Recent shifts in wildfire activity in regions of boreal North America indicate decreased resiliency of carbon pools and forest state. Here, I quantify the initial response and long-term recovery of belowground carbon pools to wildfire across various vegetation trajectories in ~140,000km2 area of the Northwest Territories, Canada, across 502 stands ranging from 1-100 years post-fire. Recovery of soil organic carbon depth and stocks post-fire are regulated primarily by time, moisture level, and their interaction. Hydric sites store more carbon than mesic and dry sites, and rates of post-fire soil carbon accumulation are slower in wetter stands than in mesic or dry stands. My results also suggest that shifts in vegetation state are likely to reduce soil organic carbon depth and stocks during the fire-free period. By modelling across gradients of fire history, hydrology, and vegetation dominance, we can predict the short- and long-term consequences of wildfire for ecosystem carbon behaviour.

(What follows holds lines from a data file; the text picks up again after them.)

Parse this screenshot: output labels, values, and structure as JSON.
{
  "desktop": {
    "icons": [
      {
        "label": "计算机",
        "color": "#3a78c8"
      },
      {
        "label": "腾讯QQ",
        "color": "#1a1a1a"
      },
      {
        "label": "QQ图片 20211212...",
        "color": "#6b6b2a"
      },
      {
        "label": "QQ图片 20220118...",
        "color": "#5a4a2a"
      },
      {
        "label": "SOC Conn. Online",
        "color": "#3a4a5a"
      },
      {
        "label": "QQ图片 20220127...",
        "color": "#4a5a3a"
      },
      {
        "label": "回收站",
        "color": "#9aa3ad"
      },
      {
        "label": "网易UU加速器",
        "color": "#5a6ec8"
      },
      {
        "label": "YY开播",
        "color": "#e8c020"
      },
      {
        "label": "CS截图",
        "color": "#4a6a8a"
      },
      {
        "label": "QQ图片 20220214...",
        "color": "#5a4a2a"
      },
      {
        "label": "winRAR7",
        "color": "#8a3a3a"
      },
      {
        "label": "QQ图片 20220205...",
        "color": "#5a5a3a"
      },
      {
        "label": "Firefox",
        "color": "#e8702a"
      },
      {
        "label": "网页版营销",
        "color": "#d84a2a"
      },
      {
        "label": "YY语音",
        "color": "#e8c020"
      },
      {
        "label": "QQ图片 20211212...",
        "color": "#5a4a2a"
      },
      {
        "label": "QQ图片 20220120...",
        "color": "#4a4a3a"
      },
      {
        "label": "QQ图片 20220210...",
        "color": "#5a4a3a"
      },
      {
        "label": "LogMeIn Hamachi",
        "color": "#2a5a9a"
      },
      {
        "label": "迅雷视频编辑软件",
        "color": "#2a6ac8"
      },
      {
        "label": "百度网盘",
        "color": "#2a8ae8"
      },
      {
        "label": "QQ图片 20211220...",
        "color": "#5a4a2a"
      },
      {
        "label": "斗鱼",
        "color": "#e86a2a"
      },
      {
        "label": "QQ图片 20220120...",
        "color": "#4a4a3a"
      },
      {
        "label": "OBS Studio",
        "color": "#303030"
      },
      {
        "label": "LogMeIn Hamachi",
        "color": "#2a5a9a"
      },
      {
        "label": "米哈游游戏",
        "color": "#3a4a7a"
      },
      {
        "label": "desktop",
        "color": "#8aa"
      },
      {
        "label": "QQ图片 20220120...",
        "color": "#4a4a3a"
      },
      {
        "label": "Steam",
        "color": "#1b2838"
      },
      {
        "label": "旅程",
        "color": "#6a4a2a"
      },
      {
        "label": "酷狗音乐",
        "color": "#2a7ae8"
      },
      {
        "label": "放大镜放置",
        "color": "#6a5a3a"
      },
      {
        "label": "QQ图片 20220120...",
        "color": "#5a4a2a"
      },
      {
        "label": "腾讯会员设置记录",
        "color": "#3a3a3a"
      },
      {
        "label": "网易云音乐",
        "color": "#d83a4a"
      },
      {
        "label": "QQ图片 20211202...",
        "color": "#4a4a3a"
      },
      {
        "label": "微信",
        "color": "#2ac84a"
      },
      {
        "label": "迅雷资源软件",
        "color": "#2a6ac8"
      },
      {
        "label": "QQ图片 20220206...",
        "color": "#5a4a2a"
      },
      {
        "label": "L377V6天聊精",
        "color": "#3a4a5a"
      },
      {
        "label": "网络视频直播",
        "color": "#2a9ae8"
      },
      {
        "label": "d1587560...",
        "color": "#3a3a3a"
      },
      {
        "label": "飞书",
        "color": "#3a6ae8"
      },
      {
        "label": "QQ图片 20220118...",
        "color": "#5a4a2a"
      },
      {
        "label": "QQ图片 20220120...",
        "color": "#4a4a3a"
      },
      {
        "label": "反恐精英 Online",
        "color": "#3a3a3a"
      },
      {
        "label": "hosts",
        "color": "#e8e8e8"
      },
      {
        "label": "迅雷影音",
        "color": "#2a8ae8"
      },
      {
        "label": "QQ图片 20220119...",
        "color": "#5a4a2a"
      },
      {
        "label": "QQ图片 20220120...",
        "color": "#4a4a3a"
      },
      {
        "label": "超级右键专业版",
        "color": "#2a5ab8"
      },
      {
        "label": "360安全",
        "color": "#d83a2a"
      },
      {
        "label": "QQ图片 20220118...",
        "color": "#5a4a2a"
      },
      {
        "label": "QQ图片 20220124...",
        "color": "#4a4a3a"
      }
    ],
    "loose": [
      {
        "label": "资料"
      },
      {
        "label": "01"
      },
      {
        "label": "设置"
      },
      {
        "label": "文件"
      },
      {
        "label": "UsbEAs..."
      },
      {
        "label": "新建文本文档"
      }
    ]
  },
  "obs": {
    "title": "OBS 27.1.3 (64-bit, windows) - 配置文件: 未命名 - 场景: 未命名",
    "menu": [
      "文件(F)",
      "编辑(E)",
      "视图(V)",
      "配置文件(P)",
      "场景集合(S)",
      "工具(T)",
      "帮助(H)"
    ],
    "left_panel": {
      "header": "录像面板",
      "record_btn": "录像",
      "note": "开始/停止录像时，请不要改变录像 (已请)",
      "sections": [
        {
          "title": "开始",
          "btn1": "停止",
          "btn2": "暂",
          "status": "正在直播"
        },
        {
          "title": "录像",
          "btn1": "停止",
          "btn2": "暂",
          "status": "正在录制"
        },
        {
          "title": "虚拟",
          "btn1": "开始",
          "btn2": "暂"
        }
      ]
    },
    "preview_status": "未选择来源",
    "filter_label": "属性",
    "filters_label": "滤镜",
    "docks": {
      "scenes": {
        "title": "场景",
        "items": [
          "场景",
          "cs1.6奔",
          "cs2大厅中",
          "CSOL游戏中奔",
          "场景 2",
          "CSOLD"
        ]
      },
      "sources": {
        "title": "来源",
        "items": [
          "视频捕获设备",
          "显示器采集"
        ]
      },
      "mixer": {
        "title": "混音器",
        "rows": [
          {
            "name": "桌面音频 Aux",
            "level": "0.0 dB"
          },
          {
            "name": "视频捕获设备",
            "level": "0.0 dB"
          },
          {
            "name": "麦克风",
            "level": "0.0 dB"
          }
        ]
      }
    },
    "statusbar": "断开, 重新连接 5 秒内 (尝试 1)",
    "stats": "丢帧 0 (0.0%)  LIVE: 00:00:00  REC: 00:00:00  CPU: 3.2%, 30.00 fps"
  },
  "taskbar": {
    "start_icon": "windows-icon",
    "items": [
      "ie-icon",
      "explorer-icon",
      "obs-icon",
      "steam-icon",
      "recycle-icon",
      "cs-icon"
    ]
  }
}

Soil organic Carbon, Ecosystem Resilience, Boreal Forest, Fire